▸ Aim of the task: For every line in the entries that contains "into", show the whole line.

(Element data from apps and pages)
== Segment start ==

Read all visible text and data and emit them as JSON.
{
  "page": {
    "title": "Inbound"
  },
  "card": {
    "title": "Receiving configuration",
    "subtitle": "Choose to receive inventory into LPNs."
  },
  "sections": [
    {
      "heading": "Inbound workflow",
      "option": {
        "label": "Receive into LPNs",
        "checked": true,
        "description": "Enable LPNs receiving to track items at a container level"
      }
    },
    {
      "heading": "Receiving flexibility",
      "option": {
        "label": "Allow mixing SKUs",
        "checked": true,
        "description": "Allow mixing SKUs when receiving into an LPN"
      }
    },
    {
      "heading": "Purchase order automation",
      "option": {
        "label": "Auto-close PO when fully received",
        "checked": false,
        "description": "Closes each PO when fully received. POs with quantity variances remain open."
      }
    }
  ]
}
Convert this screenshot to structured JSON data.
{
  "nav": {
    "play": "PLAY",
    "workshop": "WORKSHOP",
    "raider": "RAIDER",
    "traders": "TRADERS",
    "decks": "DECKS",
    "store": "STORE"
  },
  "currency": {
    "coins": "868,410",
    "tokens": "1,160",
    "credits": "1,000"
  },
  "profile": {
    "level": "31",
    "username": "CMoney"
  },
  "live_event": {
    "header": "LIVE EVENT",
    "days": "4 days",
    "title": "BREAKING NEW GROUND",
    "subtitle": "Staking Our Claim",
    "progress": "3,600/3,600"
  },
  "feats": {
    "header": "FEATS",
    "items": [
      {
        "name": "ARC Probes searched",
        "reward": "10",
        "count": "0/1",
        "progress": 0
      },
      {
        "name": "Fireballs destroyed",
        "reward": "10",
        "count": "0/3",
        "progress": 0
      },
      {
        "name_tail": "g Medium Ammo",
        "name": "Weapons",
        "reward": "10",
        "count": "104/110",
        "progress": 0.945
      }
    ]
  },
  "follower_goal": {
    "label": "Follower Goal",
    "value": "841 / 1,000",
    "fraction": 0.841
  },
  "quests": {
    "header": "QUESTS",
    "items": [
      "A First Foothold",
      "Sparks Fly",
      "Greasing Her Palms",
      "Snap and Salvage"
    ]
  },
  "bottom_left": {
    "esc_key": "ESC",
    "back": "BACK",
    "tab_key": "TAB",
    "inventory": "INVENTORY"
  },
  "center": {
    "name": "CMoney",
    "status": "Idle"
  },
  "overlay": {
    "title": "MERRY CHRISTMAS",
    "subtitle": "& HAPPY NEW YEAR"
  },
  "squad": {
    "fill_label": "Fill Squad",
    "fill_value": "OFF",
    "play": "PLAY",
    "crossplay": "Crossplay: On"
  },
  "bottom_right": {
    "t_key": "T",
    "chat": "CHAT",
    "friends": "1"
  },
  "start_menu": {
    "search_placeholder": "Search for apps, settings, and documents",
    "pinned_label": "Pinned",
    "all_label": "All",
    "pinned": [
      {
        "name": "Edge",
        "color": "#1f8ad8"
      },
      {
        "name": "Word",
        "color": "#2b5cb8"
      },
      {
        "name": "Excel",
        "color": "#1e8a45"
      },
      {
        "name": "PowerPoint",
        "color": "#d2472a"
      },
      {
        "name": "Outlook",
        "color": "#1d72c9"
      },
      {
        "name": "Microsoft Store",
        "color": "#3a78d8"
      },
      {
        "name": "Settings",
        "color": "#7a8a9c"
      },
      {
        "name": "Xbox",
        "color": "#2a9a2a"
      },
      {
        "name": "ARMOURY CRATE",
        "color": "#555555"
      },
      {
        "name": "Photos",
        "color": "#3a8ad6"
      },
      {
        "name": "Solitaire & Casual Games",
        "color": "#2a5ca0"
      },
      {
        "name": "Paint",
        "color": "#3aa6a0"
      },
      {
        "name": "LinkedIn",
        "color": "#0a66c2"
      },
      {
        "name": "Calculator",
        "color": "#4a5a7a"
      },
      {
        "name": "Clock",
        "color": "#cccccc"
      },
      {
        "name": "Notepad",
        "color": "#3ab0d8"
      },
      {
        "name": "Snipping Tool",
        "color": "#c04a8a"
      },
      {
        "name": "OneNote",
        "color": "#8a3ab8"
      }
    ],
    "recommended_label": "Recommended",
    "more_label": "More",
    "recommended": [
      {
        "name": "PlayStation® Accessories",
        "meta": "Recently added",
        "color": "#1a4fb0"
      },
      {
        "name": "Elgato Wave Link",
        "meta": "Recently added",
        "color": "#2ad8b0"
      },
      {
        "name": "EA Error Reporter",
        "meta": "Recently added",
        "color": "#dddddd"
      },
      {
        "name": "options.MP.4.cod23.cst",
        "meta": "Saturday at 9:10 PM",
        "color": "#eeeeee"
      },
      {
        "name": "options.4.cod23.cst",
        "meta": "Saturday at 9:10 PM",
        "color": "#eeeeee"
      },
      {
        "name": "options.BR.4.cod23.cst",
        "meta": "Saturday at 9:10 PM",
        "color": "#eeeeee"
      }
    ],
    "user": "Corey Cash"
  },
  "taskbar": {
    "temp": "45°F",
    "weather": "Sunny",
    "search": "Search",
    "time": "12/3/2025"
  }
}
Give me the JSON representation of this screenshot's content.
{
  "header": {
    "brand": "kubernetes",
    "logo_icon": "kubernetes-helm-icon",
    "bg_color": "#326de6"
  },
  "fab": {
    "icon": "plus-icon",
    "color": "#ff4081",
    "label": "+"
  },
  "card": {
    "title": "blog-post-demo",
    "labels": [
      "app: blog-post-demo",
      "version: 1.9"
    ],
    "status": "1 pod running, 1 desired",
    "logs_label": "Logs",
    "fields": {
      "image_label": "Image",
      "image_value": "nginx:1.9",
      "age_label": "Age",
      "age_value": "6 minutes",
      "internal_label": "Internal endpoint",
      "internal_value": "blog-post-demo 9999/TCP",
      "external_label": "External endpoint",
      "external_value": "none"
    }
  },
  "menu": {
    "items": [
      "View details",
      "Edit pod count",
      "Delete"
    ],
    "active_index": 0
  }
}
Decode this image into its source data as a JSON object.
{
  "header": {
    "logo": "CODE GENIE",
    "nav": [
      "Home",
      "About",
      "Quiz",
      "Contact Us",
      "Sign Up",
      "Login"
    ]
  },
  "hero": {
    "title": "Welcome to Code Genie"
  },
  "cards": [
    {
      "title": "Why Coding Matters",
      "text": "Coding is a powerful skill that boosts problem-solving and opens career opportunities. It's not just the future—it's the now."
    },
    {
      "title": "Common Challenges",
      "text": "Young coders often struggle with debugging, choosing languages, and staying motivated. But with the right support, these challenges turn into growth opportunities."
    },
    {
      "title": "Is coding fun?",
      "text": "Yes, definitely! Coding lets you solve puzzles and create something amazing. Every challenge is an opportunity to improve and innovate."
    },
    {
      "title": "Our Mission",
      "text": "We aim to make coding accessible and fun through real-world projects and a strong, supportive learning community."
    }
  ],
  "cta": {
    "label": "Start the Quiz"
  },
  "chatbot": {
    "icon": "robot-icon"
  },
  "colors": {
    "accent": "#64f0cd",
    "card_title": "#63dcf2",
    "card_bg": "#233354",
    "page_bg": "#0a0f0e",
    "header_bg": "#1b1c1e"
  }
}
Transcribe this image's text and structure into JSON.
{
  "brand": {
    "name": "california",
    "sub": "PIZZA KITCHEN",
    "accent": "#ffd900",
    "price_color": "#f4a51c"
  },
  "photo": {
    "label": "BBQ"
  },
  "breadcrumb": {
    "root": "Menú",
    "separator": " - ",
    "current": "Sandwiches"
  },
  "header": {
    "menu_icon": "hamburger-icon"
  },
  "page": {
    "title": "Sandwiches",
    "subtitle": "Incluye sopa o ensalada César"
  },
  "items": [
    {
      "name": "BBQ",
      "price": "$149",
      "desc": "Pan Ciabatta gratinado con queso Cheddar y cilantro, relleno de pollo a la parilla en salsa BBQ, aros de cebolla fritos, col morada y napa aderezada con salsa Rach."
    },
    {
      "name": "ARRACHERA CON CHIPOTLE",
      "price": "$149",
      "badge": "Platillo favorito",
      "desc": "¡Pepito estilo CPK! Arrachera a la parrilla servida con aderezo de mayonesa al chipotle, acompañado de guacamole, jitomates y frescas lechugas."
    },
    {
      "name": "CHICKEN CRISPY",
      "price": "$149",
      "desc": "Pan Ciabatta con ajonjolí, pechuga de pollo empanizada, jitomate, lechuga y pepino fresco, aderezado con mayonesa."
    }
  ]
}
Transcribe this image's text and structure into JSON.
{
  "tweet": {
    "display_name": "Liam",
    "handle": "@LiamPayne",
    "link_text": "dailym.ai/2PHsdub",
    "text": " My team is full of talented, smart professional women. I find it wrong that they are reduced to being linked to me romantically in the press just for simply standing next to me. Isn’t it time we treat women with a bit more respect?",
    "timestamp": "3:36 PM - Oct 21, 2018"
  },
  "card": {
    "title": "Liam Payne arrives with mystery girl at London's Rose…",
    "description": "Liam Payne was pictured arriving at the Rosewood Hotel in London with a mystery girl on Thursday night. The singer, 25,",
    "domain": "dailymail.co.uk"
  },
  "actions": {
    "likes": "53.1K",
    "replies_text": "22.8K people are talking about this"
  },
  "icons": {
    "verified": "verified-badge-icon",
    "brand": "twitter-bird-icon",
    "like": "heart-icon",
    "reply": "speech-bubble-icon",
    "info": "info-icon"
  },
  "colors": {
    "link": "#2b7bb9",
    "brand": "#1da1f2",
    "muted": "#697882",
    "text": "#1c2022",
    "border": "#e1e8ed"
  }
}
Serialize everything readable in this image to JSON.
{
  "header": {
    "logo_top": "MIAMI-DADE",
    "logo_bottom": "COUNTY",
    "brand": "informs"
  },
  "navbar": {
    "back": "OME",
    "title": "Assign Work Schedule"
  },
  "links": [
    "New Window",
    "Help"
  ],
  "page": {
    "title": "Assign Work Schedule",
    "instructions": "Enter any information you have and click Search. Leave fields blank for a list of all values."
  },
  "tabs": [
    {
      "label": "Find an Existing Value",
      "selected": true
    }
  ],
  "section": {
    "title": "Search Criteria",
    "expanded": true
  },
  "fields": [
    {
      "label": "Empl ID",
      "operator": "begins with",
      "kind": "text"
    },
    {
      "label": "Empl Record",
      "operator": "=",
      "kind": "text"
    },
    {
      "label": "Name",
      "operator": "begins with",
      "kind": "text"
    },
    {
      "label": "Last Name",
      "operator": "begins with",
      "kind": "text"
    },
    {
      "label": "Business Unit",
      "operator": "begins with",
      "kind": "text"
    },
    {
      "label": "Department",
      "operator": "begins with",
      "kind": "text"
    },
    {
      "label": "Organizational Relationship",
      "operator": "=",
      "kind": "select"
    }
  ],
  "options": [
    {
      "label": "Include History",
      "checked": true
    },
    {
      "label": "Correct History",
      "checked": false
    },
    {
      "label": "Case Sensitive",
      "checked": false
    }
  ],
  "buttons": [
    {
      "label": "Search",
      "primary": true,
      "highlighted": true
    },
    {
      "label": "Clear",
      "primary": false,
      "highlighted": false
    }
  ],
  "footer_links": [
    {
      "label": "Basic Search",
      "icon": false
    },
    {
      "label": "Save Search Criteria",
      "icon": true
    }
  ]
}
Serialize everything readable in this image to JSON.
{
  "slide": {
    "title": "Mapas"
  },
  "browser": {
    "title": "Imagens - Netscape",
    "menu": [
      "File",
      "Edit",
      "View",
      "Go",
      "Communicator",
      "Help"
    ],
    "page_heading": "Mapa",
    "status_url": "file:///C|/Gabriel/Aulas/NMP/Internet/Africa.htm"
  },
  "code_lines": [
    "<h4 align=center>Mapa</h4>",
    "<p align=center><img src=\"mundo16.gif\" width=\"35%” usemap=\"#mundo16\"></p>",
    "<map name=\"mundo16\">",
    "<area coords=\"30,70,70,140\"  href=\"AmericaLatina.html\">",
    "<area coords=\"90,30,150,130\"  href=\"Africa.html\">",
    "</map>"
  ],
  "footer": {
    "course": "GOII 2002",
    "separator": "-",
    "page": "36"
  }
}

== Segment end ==

▸ Task output:
    "subtitle": "Choose to receive inventory into LPNs."
        "label": "Receive into LPNs",
        "description": "Allow mixing SKUs when receiving into an LPN"
Decode this image into its source data as a JSON object.
      "text": "Young coders often struggle with debugging, choosing languages, and staying motivated. But with the right support, these challenges turn into growth opportunities."
Transcribe this image's text and structure into JSON.
Transcribe this image's text and structure into JSON.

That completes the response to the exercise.